CORVALLIS - Seven prominent scientists, authors, communicators and other experts who can provide insights about the real-world use and misuse of science will discuss topics ranging from fisheries protection to global climate change in a series of public lectures this fall at Oregon State University.
The speakers are coming to OSU as part of a zoology course titled "Environmental Controversies," and each will make a free public lecture in addition to their involvement with that student educational effort. A $110,000 grant from the California-based David and Lucile Packard Foundation was used in part to fund this lecture series.
"Each of these experts has been intimately involved in one or more high-profile controversies in the last few years," said Jane Lubchenco, Distinguished Professor of Zoology at OSU. "They will bring different perspectives to our program, such as scientific, news media, industrial, environmental advocacy and legal. We're fortunate that the speakers will also be able to interact with the wider community."
The lecture series, Lubchenco said, was actually the inspiration of OSU graduate students.

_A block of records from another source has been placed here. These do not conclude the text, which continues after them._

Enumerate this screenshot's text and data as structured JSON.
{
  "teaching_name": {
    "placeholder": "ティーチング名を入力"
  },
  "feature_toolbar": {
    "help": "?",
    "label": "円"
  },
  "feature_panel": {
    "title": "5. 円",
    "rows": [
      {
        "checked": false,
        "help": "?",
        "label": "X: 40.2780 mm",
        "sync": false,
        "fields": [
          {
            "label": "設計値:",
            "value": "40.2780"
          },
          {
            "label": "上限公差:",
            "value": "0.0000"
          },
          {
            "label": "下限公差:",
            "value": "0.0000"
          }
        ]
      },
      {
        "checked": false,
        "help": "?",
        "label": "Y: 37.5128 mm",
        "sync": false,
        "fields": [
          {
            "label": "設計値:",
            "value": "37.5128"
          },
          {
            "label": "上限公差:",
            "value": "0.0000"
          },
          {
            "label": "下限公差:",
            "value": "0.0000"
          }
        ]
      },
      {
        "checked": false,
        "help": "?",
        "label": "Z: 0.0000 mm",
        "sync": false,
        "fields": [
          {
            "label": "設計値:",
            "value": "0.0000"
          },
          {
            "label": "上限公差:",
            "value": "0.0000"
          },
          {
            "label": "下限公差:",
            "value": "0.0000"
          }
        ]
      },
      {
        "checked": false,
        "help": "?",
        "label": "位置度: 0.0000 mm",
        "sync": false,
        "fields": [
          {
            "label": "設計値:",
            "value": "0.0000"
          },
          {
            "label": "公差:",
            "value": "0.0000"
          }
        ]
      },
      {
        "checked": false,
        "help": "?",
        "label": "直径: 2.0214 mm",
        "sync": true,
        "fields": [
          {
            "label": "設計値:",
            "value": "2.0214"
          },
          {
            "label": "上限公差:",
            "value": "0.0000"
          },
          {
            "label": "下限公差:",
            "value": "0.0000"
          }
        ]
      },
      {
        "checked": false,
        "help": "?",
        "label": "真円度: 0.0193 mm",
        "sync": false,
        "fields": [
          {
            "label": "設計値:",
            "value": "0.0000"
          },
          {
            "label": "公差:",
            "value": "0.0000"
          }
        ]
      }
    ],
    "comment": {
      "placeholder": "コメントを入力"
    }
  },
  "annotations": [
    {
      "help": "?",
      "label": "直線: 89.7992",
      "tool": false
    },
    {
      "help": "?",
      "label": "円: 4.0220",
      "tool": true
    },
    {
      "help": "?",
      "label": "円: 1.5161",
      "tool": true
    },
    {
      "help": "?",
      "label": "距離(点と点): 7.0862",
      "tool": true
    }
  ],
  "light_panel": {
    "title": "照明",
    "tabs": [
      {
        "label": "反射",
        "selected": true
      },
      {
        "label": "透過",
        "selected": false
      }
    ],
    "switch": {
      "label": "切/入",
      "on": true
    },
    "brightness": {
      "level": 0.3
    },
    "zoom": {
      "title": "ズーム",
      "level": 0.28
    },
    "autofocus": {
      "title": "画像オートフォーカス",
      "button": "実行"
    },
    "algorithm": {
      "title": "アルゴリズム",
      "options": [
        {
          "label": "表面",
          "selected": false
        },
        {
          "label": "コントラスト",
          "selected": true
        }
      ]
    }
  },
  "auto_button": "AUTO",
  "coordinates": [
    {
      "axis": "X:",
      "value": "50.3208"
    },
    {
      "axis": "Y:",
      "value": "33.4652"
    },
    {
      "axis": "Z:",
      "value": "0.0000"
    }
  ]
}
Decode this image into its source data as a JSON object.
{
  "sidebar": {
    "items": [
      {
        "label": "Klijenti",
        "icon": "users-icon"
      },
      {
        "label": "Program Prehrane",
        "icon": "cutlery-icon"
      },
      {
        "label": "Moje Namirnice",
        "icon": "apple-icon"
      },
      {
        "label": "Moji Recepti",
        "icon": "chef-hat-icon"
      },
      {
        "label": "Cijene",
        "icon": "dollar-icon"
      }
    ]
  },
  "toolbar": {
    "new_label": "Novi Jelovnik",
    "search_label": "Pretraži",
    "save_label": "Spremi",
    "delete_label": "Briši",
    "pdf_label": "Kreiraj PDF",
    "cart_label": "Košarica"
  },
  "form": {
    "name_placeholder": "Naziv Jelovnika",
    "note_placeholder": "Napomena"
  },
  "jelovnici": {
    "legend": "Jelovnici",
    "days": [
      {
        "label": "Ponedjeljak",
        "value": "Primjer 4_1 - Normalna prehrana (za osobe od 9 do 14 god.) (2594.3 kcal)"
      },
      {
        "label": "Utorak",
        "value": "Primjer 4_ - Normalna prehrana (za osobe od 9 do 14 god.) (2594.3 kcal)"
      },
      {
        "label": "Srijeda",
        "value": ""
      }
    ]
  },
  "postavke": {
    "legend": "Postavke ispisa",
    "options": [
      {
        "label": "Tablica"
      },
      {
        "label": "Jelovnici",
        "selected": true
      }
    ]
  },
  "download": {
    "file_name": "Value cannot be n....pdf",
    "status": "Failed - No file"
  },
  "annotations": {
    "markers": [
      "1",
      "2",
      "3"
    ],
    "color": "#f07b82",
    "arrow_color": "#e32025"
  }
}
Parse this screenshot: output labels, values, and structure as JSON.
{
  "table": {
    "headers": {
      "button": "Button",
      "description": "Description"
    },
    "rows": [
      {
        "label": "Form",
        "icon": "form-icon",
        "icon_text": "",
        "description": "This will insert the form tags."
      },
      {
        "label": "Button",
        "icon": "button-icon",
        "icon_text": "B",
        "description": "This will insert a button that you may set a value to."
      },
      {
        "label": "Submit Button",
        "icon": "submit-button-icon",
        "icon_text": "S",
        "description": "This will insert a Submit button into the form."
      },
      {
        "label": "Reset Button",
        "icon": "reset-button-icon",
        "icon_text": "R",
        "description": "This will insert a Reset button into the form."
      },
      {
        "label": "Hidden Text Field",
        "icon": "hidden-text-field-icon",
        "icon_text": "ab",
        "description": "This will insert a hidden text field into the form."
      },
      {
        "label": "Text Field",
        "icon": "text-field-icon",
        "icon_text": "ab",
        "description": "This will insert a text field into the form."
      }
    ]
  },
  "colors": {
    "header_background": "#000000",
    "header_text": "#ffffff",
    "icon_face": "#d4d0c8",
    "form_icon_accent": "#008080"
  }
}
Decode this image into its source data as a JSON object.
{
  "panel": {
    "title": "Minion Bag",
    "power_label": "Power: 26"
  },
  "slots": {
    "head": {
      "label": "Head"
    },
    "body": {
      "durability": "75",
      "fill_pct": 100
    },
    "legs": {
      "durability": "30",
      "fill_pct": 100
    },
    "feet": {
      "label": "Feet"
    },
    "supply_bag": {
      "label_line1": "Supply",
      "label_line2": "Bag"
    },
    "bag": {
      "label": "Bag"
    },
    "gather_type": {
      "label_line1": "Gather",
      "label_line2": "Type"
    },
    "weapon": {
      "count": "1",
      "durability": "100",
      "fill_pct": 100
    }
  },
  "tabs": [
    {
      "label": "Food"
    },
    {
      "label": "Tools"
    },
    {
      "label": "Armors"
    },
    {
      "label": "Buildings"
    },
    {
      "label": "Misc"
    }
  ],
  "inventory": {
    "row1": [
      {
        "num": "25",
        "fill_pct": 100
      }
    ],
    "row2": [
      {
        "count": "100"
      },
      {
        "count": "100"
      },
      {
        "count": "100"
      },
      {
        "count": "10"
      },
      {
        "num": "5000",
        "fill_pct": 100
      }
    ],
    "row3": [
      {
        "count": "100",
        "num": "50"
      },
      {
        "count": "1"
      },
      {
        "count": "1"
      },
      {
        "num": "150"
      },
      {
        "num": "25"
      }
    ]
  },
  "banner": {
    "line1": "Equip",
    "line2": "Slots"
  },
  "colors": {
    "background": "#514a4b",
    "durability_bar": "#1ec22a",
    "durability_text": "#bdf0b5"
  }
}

"Our students came to us and said they wanted to learn more about how science is actually used, perceived and portrayed in the real world," Lubchenco said. "They wanted to see the action behind the scenes, and we think this group of speakers can provide that."
The lectures will be from 7-9 p.m. at varying locations. They will also be videotaped and copies placed on reserve at OSU's Valley Library.
The speakers, lecture locations and their topics include:
- Nov. 4: JoAnn Burkholder, associate professor of aquatic ecology and marine sciences in the Department of Botany at North Carolina State University, speaking in Gilfillan Auditorium on the topic "Red Tides and Harmful Algal Blooms: Are We Responsible for Their Increased Frequency?" The lecture explores connections between nutrient pollution, water quality, human health, fisheries and tourism, including a discussion of East Coast outbreaks of Pfiesteria piscicida, a toxic dinoflagellate dubbed the "Cell from Hell."
- Nov. 5: George M. Woodwell, president and founder of the Woods Hole Research Center, speaking in Milam Auditorium on the topic "Reason and Unreason in Science and Politics: Keeping the Heat on Governments to Cool the Earth." The lecture will advocate the need to not just stabilize greenhouse emissions at some modestly reduced level, but seek composition of the atmosphere at a level below the present level, which would require a 50 percent global reduction in the use of fossil fuels immediately and the cessation of further deforestation globally.
- Nov. 18: David Fenton, president of Fenton Communications, a Washington, D.C., public relations firm, speaking in Gilfillan Auditorium on the topic "How Corporate Public Relations Affects Media Coverage of Science." The lecture will examine major economic interests that succeed, through public relations and lobbying, in distorting media coverage of scientific issues, with examples from debates over alar, silicone breast implants, and global climate change.
- Nov. 19: David S. Wilcove, senior ecologist with the Environmental Defense Fund in Washington, D.C., speaking in Milam Auditorium on the topic "The Science and Politics of the Endangered Species Act." The lecture will explore where endangered species occur, the types of threats they face, and even some aspects of the Endangered Species Act that contribute to its failure to more successfully improve species survival.
- Nov. 25: Nat Bingham, habitat director of the Pacific Coast Federation of Fisherman's Associations, speaking in Gilfillan Auditorium on the topic "Restoring a Fishery: Commercial Salmon Fishermen's Involvement in Habitat Protection and Restoration." The lecture will examine the efforts of commercial fishermen to restore their fishery by becoming active advocates for protection of freshwater aquatic habitat, and who have taxed themselves to create a broad habitat restoration program.
- Dec. 2: Ross Gelbspan, journalist and author, speaking in Milam Auditorium on the topic "The High Stakes Battle Over Earth's Threatened Climate." The lecture will explore the various bodies of evidence of climate change, the tactics employed by industry to disguise that reality, and one approach that could begin to stabilize the global climate and heal the widening economic gap between rich and poor nations.
- Dec. 3: Doug Hopkins, senior attorney for the Environmental Defense Fund and manager of the EDF Oceans Program, speaking in Cordley Hall, Room 1109, on the topic "New Ideas for Managing Marine Fisheries for a Sustainable Future: Theory, Practice and Politics." The lecture will discuss new economic incentive concepts that hold promise to reverse the downward spiral of marine fisheries while being sensitive to the needs and vulnerabilities of coastal fishing communities.